As you may know, I’m in favor of universal health care, although it would need to be watched carefully to prevent inefficiency and abuse. If every American is guaranteed public schooling, it’s ridiculous not to offer health care as well.
I’ve always wondered, though - how do you stop abuse? I don’t want my tax dollars to go to pay for repeated bypass surgery for someone who refuses to even try to be healthy. Should everyone have to pay for the 400 pound man who smokes two packs a day and never gets off the couch?
I was talking to a friend of a friend of my fiancee, a guy who happens to be a Canadian citizen (Through a rather confusing set of circumstances). The conversation came up just as we were leaving, so it didn’t go as far as I might have liked, but he made the point that there will always be people like that, no matter what is being paid for, and we can’t choose yes or no on universal health care based on that.
It got me thinking.

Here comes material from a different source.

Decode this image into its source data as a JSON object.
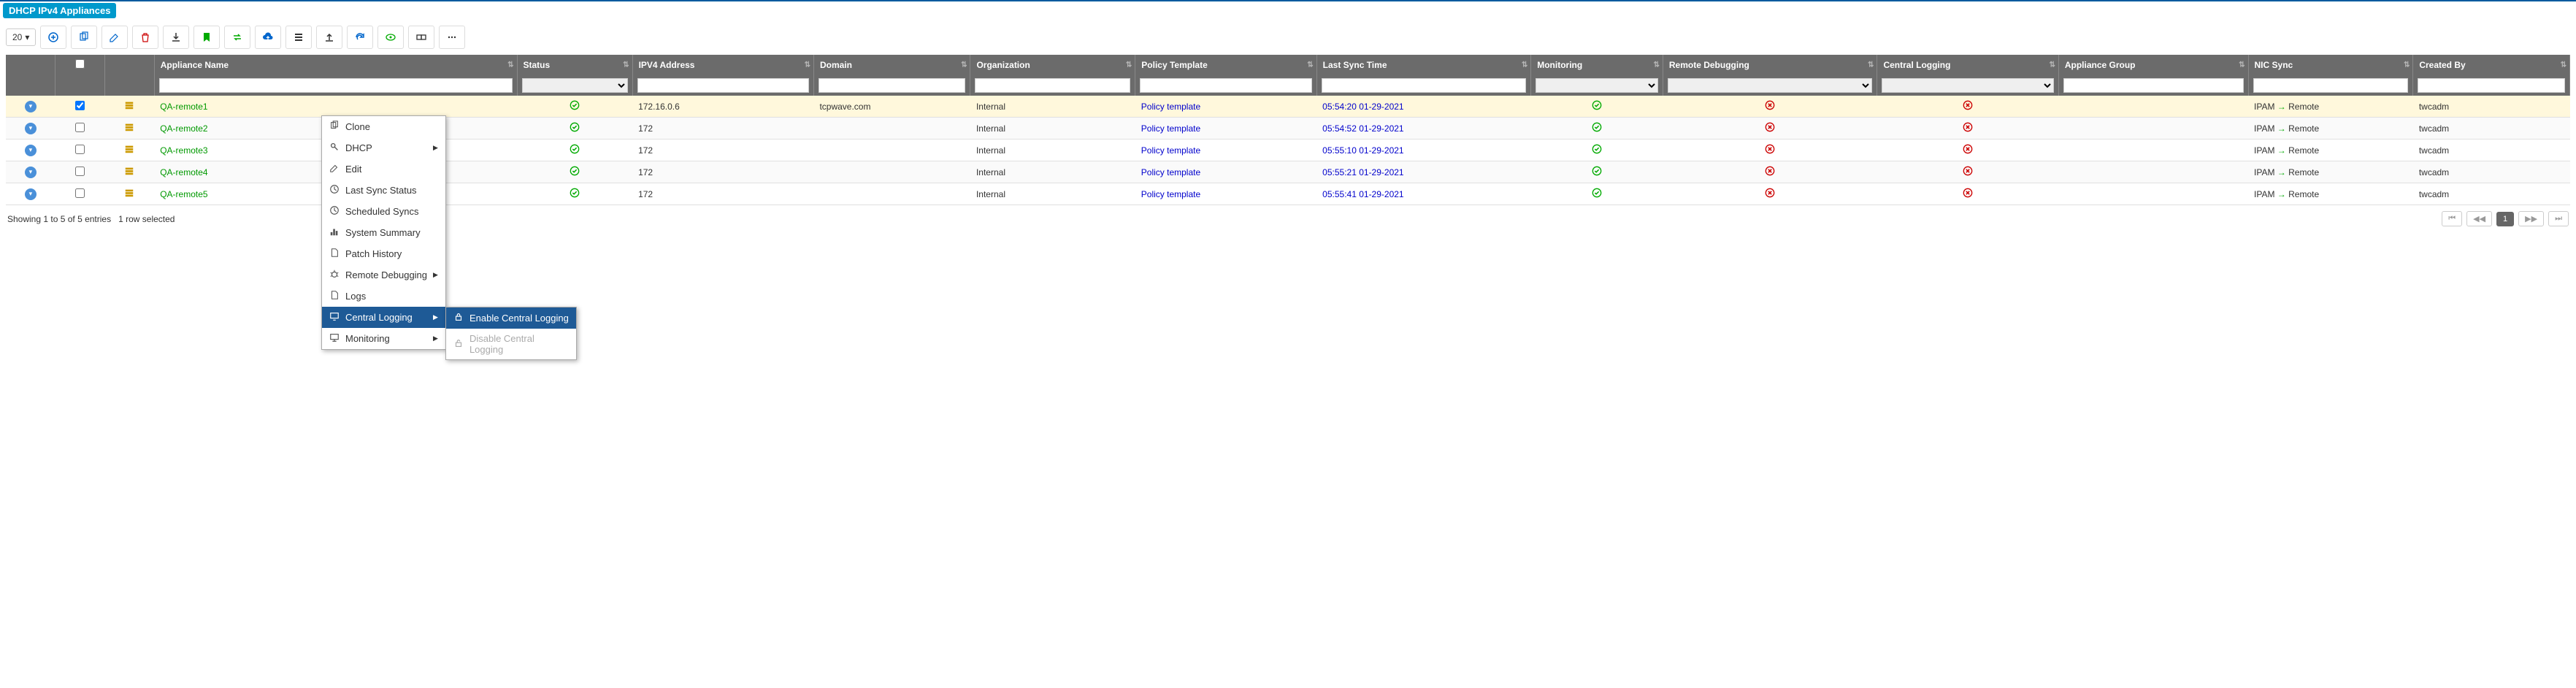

What about the kid in the public school system who cuts class when he can, and sleeps or misbehaves when he can’t? I don’t want to pay for his schooling, either. Or perhaps the couple who fight constantly - I don’t want to pay for the police to come break it up once a week. For any service the government provides, there will be people who abuse it.
So we have to figure out how to prevent abuse. We don’t want people rushing to the emergency room every time they sneeze in search of expensive prescription drugs. We don’t want people to abuse their bodies, knowing that corrective surgery will be available when they need it. We also need to protect the system from abuse by politicians. It would be a matter of minuntes after a universal health care system was put in place before someone tried to pass a law saying that the government would never pay for anything to do with birth control.
So, how can we make this work? I think a co-pay system might help. If people have to pay some amount, it would make them think twice about going to the doctor for something trivial. Of course, there’s virtually no way to keep a co-pay system from being like a regressive tax, and putting more burden on those with lower incomes.
A non-partisan council to determine what is necessary and what is elective might help, as well. Of course, I have no idea how such a council might be created.
So, Hillary, I’ll make you a deal. If you present a realistic and feasible plan for universal health care, I’ll vote for you, despite my misgivings. And I’ll even consent to paying for a bypass surger for the fat smoker on the couch. However, I reserve the right to throw rotten tomatoes at his house while he’s in the hospital.